"The FBI now has enough information to conclude that the North Korean government is responsible for these actions," said the U.S. statement, which was not attributed to any official by name. It added: "North Korea's actions were intended to inflict significant harm on a U.S. business and suppress the right of American citizens to express themselves."
The statement included a general promise to impose "costs and consequences" on any person, group or government using cyberattacks to threaten the U.S. or its interests. Obama wasn't any more specific.
"They caused a lot of damage, and we will respond," Obama said. "We will respond proportionally, and we'll respond in a place and time and manner that we choose. It's not something that I will announce here today at a press conference."
North Korea has denied it was involved but praised the hacking as a "righteous deed." On Friday, a North Korean diplomat to the United Nations, Kim Un Chol, declined to comment on the American accusations.
In a taunting new email, the hackers told Sony that executives were "very wise" to cancel the movie's release and said they planned no further disclosures of Sony's confidential materials "as long as you make no more trouble." The message warned Sony never to release the film "in any form," including on DVD.
In Hollywood, Clooney said the entertainment industry should push for immediate release of "The Interview" online. In an interview with the trade site Deadline, Clooney urged Sony to "do whatever you can to get this movie out. Not because everybody has to see the movie, but because I'm not going to be told we can't see the movie. That's the most important part."
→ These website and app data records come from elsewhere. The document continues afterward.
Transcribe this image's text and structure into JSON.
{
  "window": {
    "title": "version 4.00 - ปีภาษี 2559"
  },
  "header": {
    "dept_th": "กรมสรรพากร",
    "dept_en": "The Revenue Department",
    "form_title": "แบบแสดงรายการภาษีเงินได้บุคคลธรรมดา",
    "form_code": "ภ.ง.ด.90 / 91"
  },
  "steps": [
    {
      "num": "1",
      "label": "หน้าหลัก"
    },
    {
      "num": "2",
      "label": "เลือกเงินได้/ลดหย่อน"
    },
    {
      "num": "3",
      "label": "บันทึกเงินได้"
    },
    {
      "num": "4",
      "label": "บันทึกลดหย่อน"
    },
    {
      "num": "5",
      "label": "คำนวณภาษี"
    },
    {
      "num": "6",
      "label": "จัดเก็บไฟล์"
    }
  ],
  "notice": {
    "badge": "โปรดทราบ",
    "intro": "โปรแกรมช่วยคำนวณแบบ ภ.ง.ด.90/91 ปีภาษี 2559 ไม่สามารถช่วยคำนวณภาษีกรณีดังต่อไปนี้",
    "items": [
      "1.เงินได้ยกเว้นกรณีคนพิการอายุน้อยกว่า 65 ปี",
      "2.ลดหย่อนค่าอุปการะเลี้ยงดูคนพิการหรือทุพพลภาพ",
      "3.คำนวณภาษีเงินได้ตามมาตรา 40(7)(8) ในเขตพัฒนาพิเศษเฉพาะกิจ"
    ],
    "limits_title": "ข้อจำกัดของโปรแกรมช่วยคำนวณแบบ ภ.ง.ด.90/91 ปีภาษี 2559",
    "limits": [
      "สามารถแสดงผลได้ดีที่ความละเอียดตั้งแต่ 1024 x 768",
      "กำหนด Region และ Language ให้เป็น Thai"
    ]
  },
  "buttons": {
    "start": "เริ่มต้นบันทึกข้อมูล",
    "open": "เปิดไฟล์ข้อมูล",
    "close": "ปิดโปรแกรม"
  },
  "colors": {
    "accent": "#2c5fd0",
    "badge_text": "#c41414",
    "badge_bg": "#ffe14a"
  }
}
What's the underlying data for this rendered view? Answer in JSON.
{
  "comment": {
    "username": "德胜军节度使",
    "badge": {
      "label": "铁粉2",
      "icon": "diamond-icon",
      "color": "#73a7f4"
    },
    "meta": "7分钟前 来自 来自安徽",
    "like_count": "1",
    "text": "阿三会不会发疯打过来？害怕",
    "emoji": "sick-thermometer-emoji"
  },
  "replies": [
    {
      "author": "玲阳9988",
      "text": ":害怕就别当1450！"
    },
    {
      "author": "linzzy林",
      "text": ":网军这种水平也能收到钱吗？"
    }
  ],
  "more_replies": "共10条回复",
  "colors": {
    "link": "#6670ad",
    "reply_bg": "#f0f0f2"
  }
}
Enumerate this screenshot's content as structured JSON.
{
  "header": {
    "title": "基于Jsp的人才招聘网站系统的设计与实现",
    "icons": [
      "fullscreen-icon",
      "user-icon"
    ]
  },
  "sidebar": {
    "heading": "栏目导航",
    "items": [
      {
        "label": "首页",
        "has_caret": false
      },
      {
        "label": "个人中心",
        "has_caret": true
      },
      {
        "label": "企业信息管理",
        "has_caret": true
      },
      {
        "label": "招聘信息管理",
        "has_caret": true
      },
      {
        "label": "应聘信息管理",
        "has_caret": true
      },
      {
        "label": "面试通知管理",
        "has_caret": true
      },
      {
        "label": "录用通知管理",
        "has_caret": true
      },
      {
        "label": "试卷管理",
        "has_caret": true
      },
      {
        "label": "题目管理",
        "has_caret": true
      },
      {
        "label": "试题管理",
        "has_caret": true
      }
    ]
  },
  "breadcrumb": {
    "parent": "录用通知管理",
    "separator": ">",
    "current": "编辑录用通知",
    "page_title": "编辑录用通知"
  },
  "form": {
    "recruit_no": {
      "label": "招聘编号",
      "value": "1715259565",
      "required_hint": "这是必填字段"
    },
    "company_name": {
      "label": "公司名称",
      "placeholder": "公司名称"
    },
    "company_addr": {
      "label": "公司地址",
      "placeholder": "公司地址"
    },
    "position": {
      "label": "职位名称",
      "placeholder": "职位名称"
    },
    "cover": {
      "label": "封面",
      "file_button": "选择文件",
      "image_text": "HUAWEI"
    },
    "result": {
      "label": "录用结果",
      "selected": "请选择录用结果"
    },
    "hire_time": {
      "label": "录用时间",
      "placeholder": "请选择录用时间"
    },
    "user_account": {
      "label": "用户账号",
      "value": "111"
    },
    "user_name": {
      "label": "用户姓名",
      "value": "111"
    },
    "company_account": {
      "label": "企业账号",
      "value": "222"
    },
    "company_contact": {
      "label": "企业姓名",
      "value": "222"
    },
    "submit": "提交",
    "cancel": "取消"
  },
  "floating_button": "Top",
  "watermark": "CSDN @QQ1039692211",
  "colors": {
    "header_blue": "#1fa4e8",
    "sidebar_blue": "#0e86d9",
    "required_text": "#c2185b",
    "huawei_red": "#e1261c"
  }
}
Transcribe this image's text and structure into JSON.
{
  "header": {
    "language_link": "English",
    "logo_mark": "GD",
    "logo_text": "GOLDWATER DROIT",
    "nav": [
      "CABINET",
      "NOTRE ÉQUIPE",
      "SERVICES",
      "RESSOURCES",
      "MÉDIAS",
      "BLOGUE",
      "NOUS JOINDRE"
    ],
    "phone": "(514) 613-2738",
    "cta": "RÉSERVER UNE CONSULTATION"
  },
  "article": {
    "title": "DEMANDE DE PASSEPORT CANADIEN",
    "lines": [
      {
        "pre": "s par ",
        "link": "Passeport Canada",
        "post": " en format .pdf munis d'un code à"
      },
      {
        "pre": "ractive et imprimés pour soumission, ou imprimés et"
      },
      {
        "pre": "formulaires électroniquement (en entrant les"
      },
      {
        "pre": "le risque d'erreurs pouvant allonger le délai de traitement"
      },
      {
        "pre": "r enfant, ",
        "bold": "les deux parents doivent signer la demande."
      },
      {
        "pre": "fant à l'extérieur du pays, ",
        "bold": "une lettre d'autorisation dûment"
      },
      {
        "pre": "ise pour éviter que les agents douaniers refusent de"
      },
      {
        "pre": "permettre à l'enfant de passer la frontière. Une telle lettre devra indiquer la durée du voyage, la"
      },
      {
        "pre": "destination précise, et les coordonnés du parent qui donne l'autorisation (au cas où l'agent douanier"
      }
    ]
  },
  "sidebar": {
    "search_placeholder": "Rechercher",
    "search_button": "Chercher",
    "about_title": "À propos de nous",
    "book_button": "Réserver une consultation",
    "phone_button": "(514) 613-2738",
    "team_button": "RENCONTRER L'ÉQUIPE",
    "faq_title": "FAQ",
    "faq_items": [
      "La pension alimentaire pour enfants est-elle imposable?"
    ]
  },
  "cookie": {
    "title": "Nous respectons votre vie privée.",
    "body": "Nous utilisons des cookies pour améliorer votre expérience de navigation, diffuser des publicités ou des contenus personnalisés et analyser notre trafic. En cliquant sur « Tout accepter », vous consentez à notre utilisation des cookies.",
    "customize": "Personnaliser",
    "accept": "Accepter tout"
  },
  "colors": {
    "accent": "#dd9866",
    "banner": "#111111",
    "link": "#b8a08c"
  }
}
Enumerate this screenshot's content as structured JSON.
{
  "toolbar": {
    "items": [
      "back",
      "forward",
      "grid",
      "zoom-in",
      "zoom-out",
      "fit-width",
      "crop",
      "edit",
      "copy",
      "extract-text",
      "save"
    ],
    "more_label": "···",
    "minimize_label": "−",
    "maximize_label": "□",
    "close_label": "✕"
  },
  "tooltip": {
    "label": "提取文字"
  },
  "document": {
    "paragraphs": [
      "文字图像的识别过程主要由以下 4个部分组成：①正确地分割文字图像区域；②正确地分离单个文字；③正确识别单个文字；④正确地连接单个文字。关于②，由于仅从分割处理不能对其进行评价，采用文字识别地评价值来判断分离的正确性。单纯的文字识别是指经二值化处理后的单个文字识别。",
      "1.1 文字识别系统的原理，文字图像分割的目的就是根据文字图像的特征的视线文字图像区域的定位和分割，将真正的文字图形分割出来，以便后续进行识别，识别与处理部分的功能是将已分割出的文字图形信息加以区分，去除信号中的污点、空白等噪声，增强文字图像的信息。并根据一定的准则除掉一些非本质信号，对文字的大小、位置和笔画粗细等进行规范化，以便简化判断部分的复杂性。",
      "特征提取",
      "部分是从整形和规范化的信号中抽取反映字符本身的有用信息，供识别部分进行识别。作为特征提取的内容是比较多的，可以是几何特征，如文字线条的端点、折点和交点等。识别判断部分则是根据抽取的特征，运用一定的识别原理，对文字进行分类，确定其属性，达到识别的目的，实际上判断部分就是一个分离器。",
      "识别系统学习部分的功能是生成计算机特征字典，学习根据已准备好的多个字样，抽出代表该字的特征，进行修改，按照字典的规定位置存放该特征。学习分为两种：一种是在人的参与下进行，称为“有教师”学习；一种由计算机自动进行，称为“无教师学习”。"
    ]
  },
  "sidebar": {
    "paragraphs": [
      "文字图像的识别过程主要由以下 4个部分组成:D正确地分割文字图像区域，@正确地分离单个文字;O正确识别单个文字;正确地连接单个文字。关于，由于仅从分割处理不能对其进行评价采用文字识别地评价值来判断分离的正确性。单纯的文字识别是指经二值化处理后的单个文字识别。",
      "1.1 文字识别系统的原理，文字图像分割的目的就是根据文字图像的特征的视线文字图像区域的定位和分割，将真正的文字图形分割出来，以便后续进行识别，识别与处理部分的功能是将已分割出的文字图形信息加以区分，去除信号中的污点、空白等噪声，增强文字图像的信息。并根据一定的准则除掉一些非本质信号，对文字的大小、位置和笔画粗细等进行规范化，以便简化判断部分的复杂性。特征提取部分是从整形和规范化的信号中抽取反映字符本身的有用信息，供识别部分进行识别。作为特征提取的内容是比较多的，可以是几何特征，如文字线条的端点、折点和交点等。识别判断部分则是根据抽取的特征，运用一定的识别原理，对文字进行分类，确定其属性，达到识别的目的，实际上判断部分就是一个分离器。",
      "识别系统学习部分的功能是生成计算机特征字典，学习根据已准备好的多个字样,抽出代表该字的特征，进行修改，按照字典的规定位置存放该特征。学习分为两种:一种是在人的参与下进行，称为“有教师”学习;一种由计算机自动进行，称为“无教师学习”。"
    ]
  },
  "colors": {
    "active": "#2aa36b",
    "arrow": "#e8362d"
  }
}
Penn said: "By caving to the outside threat, we make our nightmares real. The decision to pull 'The Interview' is historic. It's a case of putting short-term interests ahead of the long term."
The evidence implicating North Korea previously was described as largely circumstantial, including unspecified clues in the hacking tools left behind and the involvement of at least one computer in Bolivia previously traced to other attacks blamed on North Korea. Now, the FBI said, clues included similarities to other tools developed by North Korea in specific lines of computer code, encryption algorithms and data deletion methods. More significantly, the FBI discovered that computer Internet addresses known to be operated by North Korea were communicating directly with other computers used to deploy and control the hacking tools and collect the stolen Sony files.
The FBI noted in its statement that it worked closely on the investigation with "other U.S. government departments and agencies." Those included the National Security Agency, a person familiar with the case said on condition of anonymity because some information NSA was providing in the case was highly classified.
An internal FBI investigative document obtained by The Associated Press identified the computers in the Sony hacking as operating in New York, Thailand, Poland, Italy, Bolivia, Singapore and Cyprus. At least three were still functioning Friday, responding online to Internet test signals transmitted by the AP. The hackers previously published some of the stolen materials with a message that included five addresses using an anonymous email service in France.
"I think the administration is going to look for other ways that we can press financial pain on the leadership of the regime and its cronies," said Rep. Adam Schiff, D-Calif., a member of the House intelligence committee. "There are ways to turn the screws on the regime even further. I think there are real risks in having a cyberresponse because we have a lot more to lose than the North Koreans if we get into a cyberwar."
Schiff, whose congressional district includes major movie studios, added: "I'd love to see wide distribution of the film, in Korean and English."